§ **PROMPT**
Copy each record exactly as it reads, leaving out any pictures it holds.

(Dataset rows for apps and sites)
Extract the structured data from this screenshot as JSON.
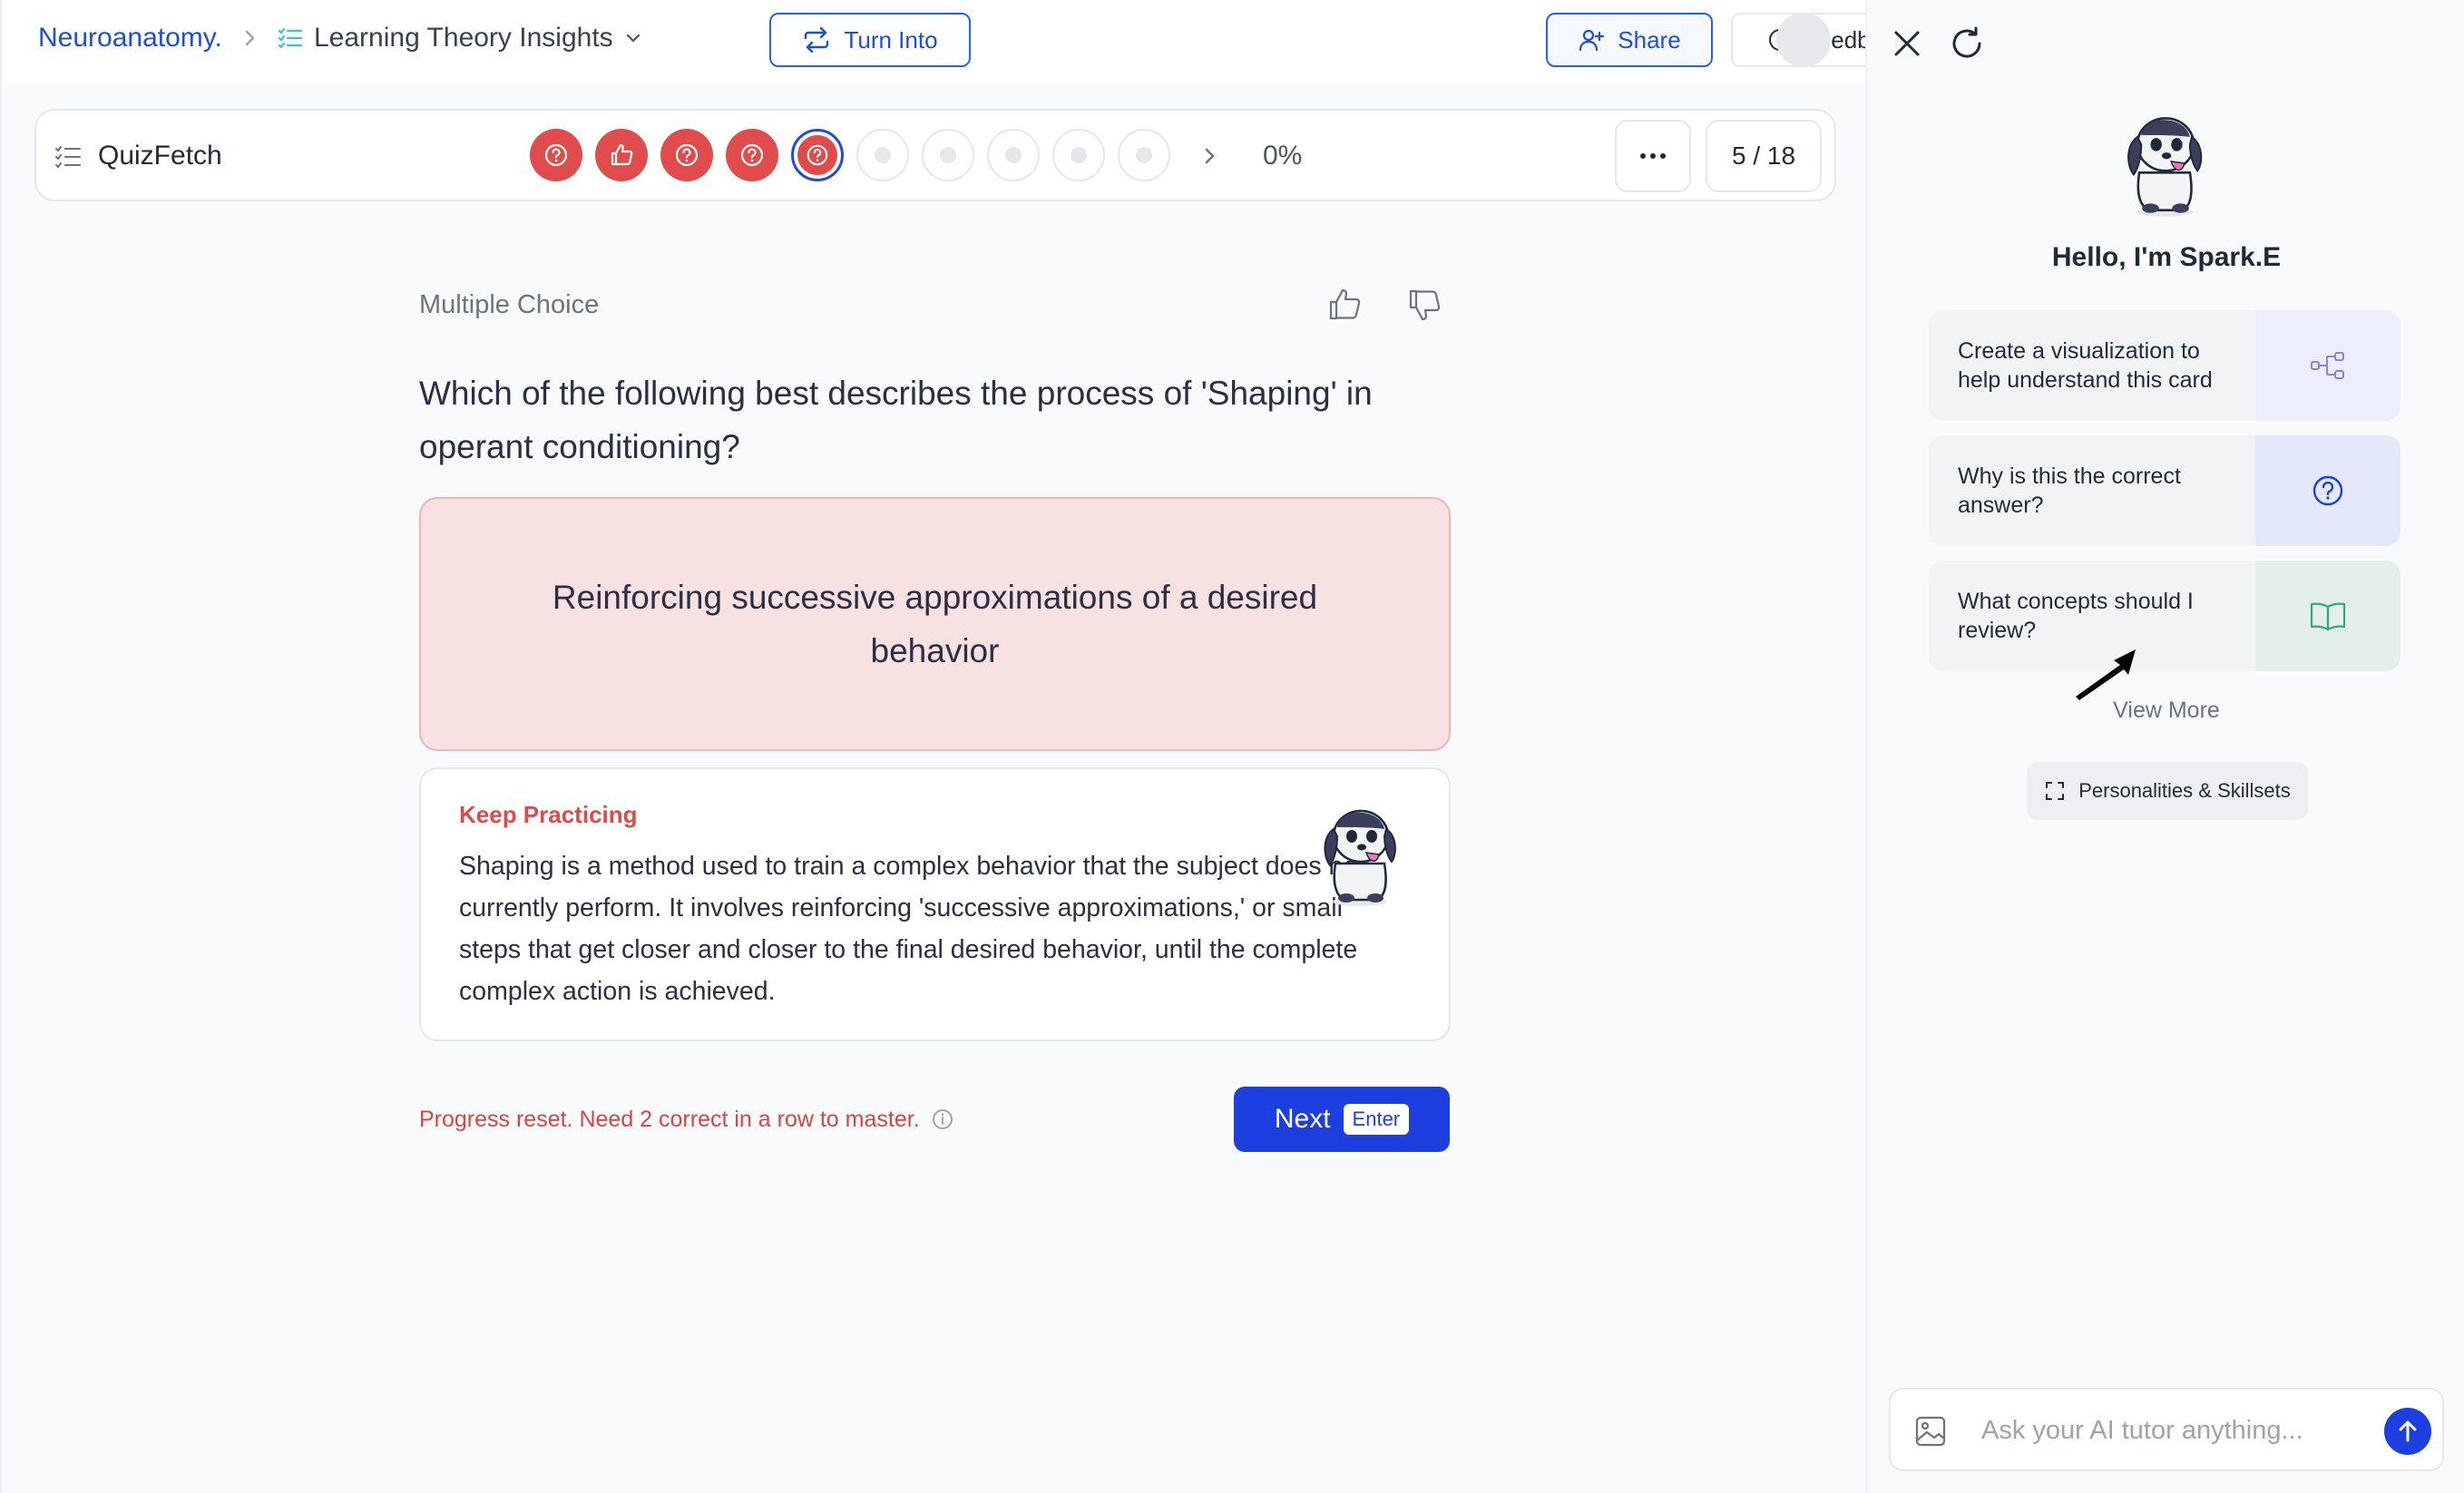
{
  "breadcrumb": {
    "root": "Neuroanatomy.",
    "deck": "Learning Theory Insights"
  },
  "header": {
    "turn_into": "Turn Into",
    "share": "Share",
    "feedback": "Feedback"
  },
  "quiz": {
    "title": "QuizFetch",
    "progress_percent": "0%",
    "counter": "5 / 18",
    "dots": [
      "incorrect",
      "correct",
      "incorrect",
      "incorrect",
      "current-incorrect",
      "empty",
      "empty",
      "empty",
      "empty",
      "empty"
    ]
  },
  "question": {
    "type": "Multiple Choice",
    "text": "Which of the following best describes the process of 'Shaping' in operant conditioning?",
    "selected_answer": "Reinforcing successive approximations of a desired behavior"
  },
  "feedback_card": {
    "title": "Keep Practicing",
    "body": "Shaping is a method used to train a complex behavior that the subject does not currently perform. It involves reinforcing 'successive approximations,' or small steps that get closer and closer to the final desired behavior, until the complete complex action is achieved."
  },
  "footer": {
    "reset_message": "Progress reset. Need 2 correct in a row to master.",
    "next_label": "Next",
    "next_key": "Enter"
  },
  "panel": {
    "greeting": "Hello, I'm Spark.E",
    "suggestions": [
      {
        "label": "Create a visualization to help understand this card",
        "icon": "flowchart-icon",
        "color": "#eceefb"
      },
      {
        "label": "Why is this the correct answer?",
        "icon": "question-circle-icon",
        "color": "#e3e8fb"
      },
      {
        "label": "What concepts should I review?",
        "icon": "open-book-icon",
        "color": "#e3f0ea"
      }
    ],
    "view_more": "View More",
    "personalities": "Personalities & Skillsets",
    "chat_placeholder": "Ask your AI tutor anything..."
  },
  "colors": {
    "accent": "#1d3fe0",
    "incorrect": "#e04b4b",
    "incorrect_bg": "#f8e1e1"
  }
}
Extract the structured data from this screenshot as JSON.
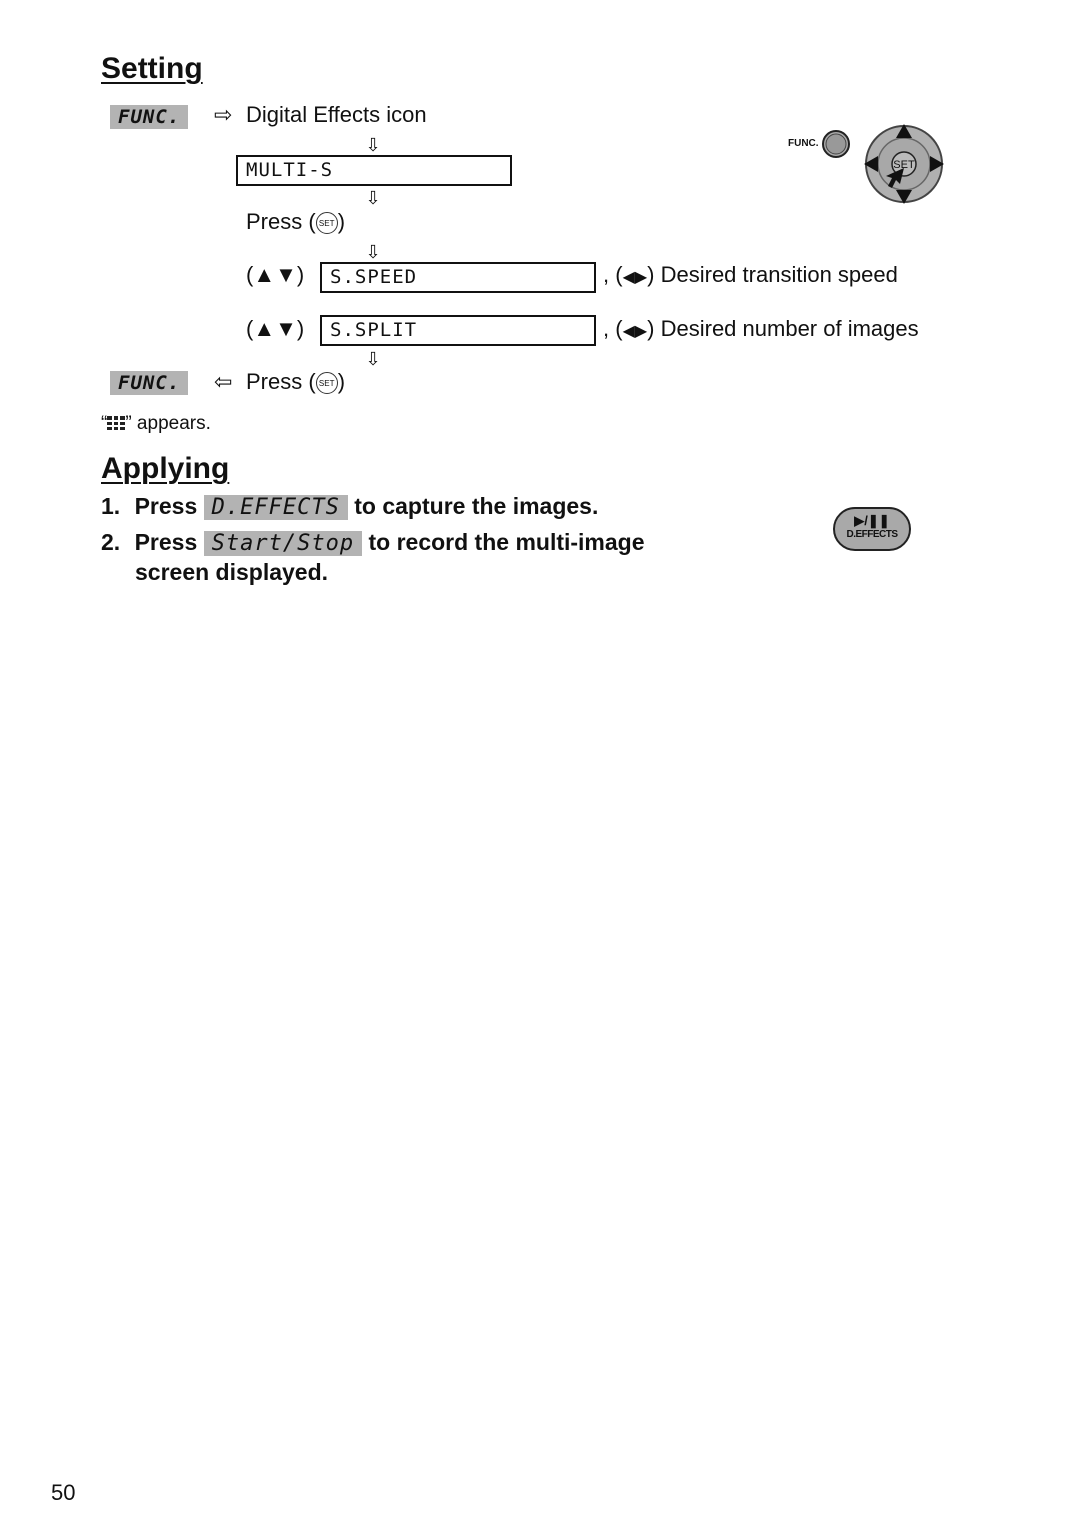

§ **WRITTEN ANSWER**
Extract the structured data from this screenshot as JSON.
{
  "breadcrumb": {
    "root": "Neuroanatomy.",
    "deck": "Learning Theory Insights"
  },
  "header": {
    "turn_into": "Turn Into",
    "share": "Share",
    "feedback": "Feedback"
  },
  "quiz": {
    "title": "QuizFetch",
    "progress_percent": "0%",
    "counter": "5 / 18",
    "dots": [
      "incorrect",
      "correct",
      "incorrect",
      "incorrect",
      "current-incorrect",
      "empty",
      "empty",
      "empty",
      "empty",
      "empty"
    ]
  },
  "question": {
    "type": "Multiple Choice",
    "text": "Which of the following best describes the process of 'Shaping' in operant conditioning?",
    "selected_answer": "Reinforcing successive approximations of a desired behavior"
  },
  "feedback_card": {
    "title": "Keep Practicing",
    "body": "Shaping is a method used to train a complex behavior that the subject does not currently perform. It involves reinforcing 'successive approximations,' or small steps that get closer and closer to the final desired behavior, until the complete complex action is achieved."
  },
  "footer": {
    "reset_message": "Progress reset. Need 2 correct in a row to master.",
    "next_label": "Next",
    "next_key": "Enter"
  },
  "panel": {
    "greeting": "Hello, I'm Spark.E",
    "suggestions": [
      {
        "label": "Create a visualization to help understand this card",
        "icon": "flowchart-icon",
        "color": "#eceefb"
      },
      {
        "label": "Why is this the correct answer?",
        "icon": "question-circle-icon",
        "color": "#e3e8fb"
      },
      {
        "label": "What concepts should I review?",
        "icon": "open-book-icon",
        "color": "#e3f0ea"
      }
    ],
    "view_more": "View More",
    "personalities": "Personalities & Skillsets",
    "chat_placeholder": "Ask your AI tutor anything..."
  },
  "colors": {
    "accent": "#1d3fe0",
    "incorrect": "#e04b4b",
    "incorrect_bg": "#f8e1e1"
  }
}
Extract the structured data from this screenshot as JSON.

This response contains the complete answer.